## Your assignment
Your answer must be a word-for-word copy of the listing, with all pictures excluded.

══ Input data

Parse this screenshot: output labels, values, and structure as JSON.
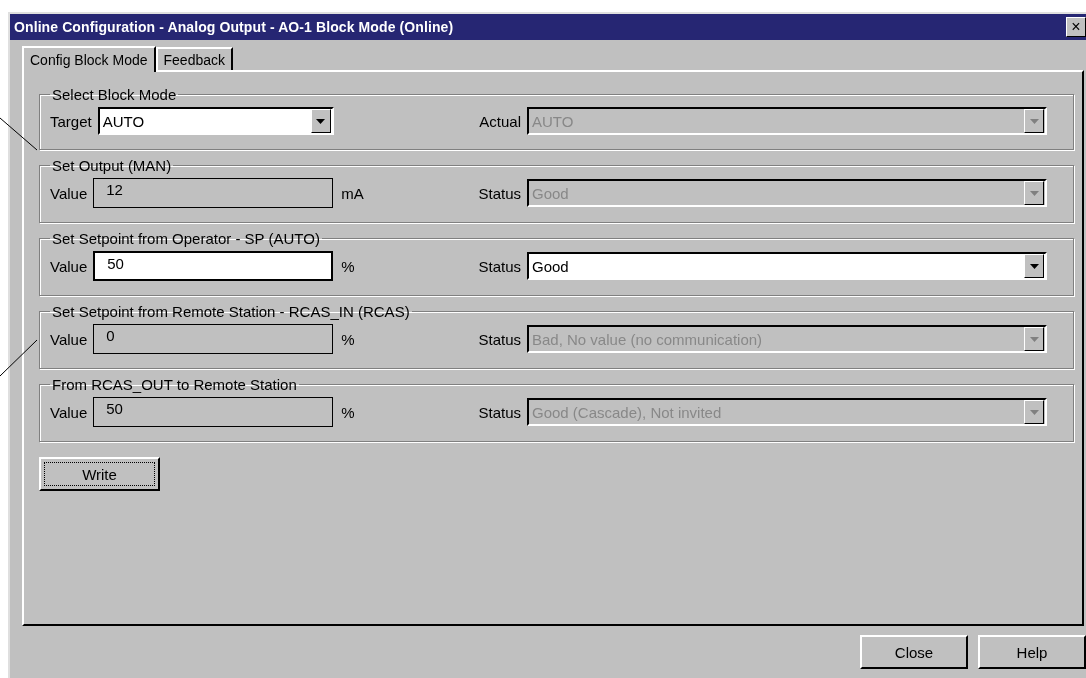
{
  "window": {
    "title": "Online Configuration - Analog Output - AO-1 Block Mode  (Online)",
    "close_button": "×"
  },
  "tabs": [
    {
      "label": "Config Block Mode",
      "selected": true
    },
    {
      "label": "Feedback",
      "selected": false
    }
  ],
  "groups": [
    {
      "title": "Select Block Mode",
      "left": {
        "kind": "dropdown",
        "label": "Target",
        "value": "AUTO",
        "disabled": false
      },
      "right": {
        "label": "Actual",
        "value": "AUTO",
        "disabled": true
      }
    },
    {
      "title": "Set Output (MAN)",
      "left": {
        "kind": "field",
        "label": "Value",
        "value": "12",
        "unit": "mA",
        "disabled": true
      },
      "right": {
        "label": "Status",
        "value": "Good",
        "disabled": true
      }
    },
    {
      "title": "Set Setpoint from Operator - SP (AUTO)",
      "left": {
        "kind": "field",
        "label": "Value",
        "value": "50",
        "unit": "%",
        "disabled": false
      },
      "right": {
        "label": "Status",
        "value": "Good",
        "disabled": false
      }
    },
    {
      "title": "Set Setpoint from Remote Station - RCAS_IN (RCAS)",
      "left": {
        "kind": "field",
        "label": "Value",
        "value": "0",
        "unit": "%",
        "disabled": true
      },
      "right": {
        "label": "Status",
        "value": "Bad, No value (no communication)",
        "disabled": true
      }
    },
    {
      "title": "From RCAS_OUT to Remote Station",
      "left": {
        "kind": "field",
        "label": "Value",
        "value": "50",
        "unit": "%",
        "disabled": true
      },
      "right": {
        "label": "Status",
        "value": "Good (Cascade), Not invited",
        "disabled": true
      }
    }
  ],
  "write_button": "Write",
  "buttons": [
    "Close",
    "Help"
  ]
}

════

## Exercise response
Parse this screenshot: output labels, values, and structure as JSON.
{
  "window": {
    "title": "Online Configuration - Analog Output - AO-1 Block Mode  (Online)",
    "close_button": "×"
  },
  "tabs": [
    {
      "label": "Config Block Mode",
      "selected": true
    },
    {
      "label": "Feedback",
      "selected": false
    }
  ],
  "groups": [
    {
      "title": "Select Block Mode",
      "left": {
        "kind": "dropdown",
        "label": "Target",
        "value": "AUTO",
        "disabled": false
      },
      "right": {
        "label": "Actual",
        "value": "AUTO",
        "disabled": true
      }
    },
    {
      "title": "Set Output (MAN)",
      "left": {
        "kind": "field",
        "label": "Value",
        "value": "12",
        "unit": "mA",
        "disabled": true
      },
      "right": {
        "label": "Status",
        "value": "Good",
        "disabled": true
      }
    },
    {
      "title": "Set Setpoint from Operator - SP (AUTO)",
      "left": {
        "kind": "field",
        "label": "Value",
        "value": "50",
        "unit": "%",
        "disabled": false
      },
      "right": {
        "label": "Status",
        "value": "Good",
        "disabled": false
      }
    },
    {
      "title": "Set Setpoint from Remote Station - RCAS_IN (RCAS)",
      "left": {
        "kind": "field",
        "label": "Value",
        "value": "0",
        "unit": "%",
        "disabled": true
      },
      "right": {
        "label": "Status",
        "value": "Bad, No value (no communication)",
        "disabled": true
      }
    },
    {
      "title": "From RCAS_OUT to Remote Station",
      "left": {
        "kind": "field",
        "label": "Value",
        "value": "50",
        "unit": "%",
        "disabled": true
      },
      "right": {
        "label": "Status",
        "value": "Good (Cascade), Not invited",
        "disabled": true
      }
    }
  ],
  "write_button": "Write",
  "buttons": [
    "Close",
    "Help"
  ]
}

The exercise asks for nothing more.